Last Thursday (14 November) was World Diabetes Day, the world’s largest diabetes awareness campaign—and one that draws attention to issues of importance to the diabetes world, such as the link between diabetes and periodontal (gum) disease.
In general, people with diabetes have an increased risk of developing periodontal disease, and treatment of periodontal disease often improves blood glucose levels.
In a study published earlier this year in The Lancet: Diabetes & Endocrinology, it was suggested that regular dental check-ups and treatment of periodontitis may contribute to effective management of type 2 diabetes.
The study included 264 people from the UK who all had type 2 diabetes and periodontitis.

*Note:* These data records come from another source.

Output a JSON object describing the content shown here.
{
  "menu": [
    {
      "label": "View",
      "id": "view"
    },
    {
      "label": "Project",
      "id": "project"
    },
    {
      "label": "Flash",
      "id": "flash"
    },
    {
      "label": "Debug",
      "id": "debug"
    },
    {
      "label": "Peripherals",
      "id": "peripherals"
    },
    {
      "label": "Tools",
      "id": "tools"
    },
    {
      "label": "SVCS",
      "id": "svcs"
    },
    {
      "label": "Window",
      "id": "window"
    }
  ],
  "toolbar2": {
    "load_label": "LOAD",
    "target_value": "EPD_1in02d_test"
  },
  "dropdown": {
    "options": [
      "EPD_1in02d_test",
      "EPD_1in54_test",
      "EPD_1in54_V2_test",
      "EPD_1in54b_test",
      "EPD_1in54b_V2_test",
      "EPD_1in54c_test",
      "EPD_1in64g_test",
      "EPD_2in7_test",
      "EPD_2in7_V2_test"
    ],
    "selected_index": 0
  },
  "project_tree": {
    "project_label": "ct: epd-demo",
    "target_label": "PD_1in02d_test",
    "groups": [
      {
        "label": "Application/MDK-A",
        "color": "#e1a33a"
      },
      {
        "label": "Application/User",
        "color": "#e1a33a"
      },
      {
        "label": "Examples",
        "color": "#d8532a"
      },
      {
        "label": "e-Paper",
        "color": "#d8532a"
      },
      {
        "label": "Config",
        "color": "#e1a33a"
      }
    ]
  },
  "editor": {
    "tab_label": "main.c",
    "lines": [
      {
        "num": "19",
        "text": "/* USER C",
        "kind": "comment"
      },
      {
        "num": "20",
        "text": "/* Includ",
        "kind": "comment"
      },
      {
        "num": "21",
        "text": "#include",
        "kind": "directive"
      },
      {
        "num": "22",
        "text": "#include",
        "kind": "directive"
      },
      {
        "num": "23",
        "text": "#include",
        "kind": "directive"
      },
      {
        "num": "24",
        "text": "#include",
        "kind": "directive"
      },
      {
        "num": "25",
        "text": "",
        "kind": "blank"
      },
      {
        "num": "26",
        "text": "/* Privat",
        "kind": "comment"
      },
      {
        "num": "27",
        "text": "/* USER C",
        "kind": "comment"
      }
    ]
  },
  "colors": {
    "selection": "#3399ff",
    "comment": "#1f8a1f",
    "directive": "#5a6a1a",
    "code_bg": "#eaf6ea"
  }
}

About half of the participants received control periodontal treatment (CPT) every three months for a year.
The other participants received intensive periodontal treatment (IPT), a more complete and involved level of periodontal care, just as often as the CPT group.
After 12 months, IPT significantly reduced average blood sugar levels in patients with type 2 diabetes and moderate-to-severe periodontitis.